Exercise material:
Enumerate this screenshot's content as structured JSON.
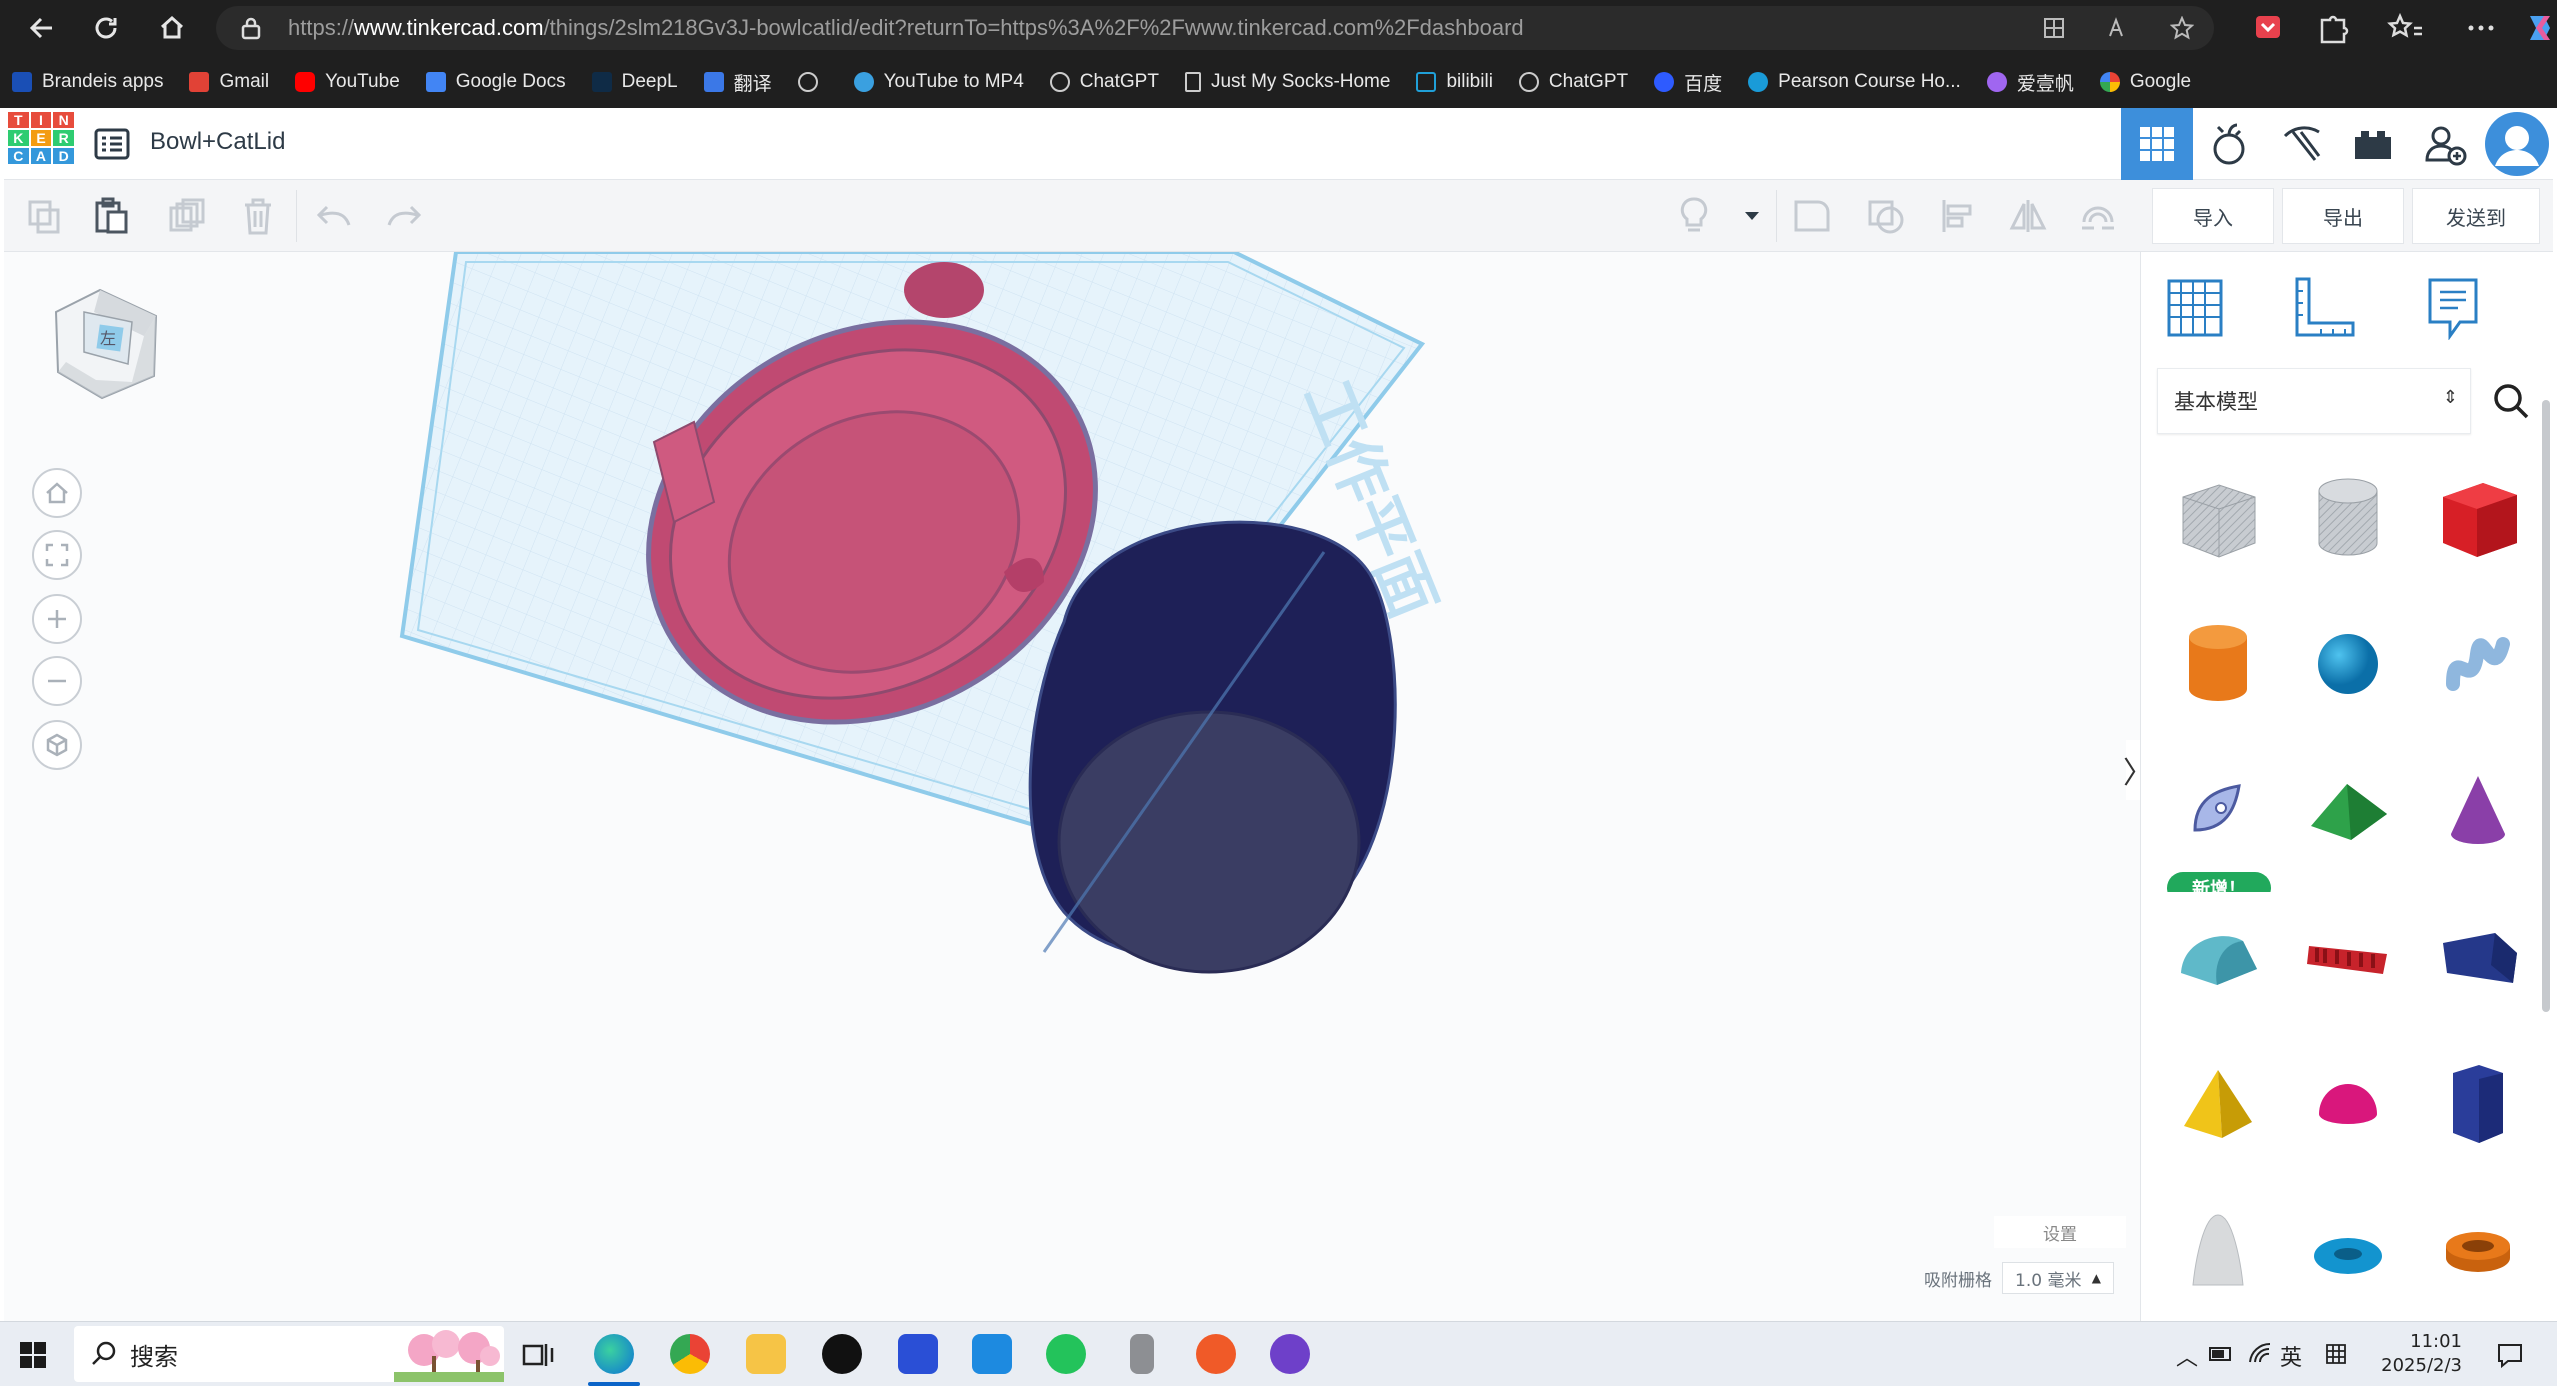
{
  "browser": {
    "url_prefix": "https://",
    "url_host": "www.tinkercad.com",
    "url_path": "/things/2slm218Gv3J-bowlcatlid/edit?returnTo=https%3A%2F%2Fwww.tinkercad.com%2Fdashboard",
    "bookmarks": [
      {
        "label": "Brandeis apps",
        "color": "#1a4fb5"
      },
      {
        "label": "Gmail",
        "color": "#e14236"
      },
      {
        "label": "YouTube",
        "color": "#ff0000"
      },
      {
        "label": "Google Docs",
        "color": "#4285f4"
      },
      {
        "label": "DeepL",
        "color": "#0f2b46"
      },
      {
        "label": "翻译",
        "color": "#3b78e7"
      },
      {
        "label": "",
        "color": "#bbbbbb"
      },
      {
        "label": "YouTube to MP4",
        "color": "#3aa0e0"
      },
      {
        "label": "ChatGPT",
        "color": "#cccccc"
      },
      {
        "label": "Just My Socks-Home",
        "color": "#dddddd"
      },
      {
        "label": "bilibili",
        "color": "#20a0d8"
      },
      {
        "label": "ChatGPT",
        "color": "#cccccc"
      },
      {
        "label": "百度",
        "color": "#2e5bff"
      },
      {
        "label": "Pearson Course Ho...",
        "color": "#1a9bd8"
      },
      {
        "label": "爱壹帆",
        "color": "#a066f0"
      },
      {
        "label": "Google",
        "color": "#4285f4"
      }
    ]
  },
  "app": {
    "logo_letters": [
      "T",
      "I",
      "N",
      "K",
      "E",
      "R",
      "C",
      "A",
      "D"
    ],
    "logo_colors": [
      "#e74c3c",
      "#e74c3c",
      "#e74c3c",
      "#2ecc71",
      "#f39c12",
      "#2ecc71",
      "#3498db",
      "#3498db",
      "#3498db"
    ],
    "design_title": "Bowl+CatLid",
    "toolbar": {
      "import_label": "导入",
      "export_label": "导出",
      "send_label": "发送到"
    },
    "workplane": {
      "viewcube_label": "左",
      "watermark": "工作平面",
      "settings_label": "设置",
      "snap_label": "吸附栅格",
      "snap_value": "1.0 毫米"
    },
    "panel": {
      "category": "基本模型",
      "new_badge": "新增！",
      "shapes": [
        "box-hole-shape",
        "cylinder-hole-shape",
        "box-shape",
        "cylinder-shape",
        "sphere-shape",
        "scribble-shape",
        "sketch-shape",
        "roof-shape",
        "cone-shape",
        "round-roof-shape",
        "text-shape",
        "wedge-shape",
        "pyramid-shape",
        "half-sphere-shape",
        "polygon-shape",
        "paraboloid-shape",
        "torus-shape",
        "tube-shape"
      ]
    },
    "accent_color": "#3d8fdb"
  },
  "taskbar": {
    "search_label": "搜索",
    "time": "11:01",
    "date": "2025/2/3",
    "ime": "英"
  }
}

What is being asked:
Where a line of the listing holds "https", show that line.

Answer area:
    "url_prefix": "https://",
    "url_path": "/things/2slm218Gv3J-bowlcatlid/edit?returnTo=https%3A%2F%2Fwww.tinkercad.com%2Fdashboard",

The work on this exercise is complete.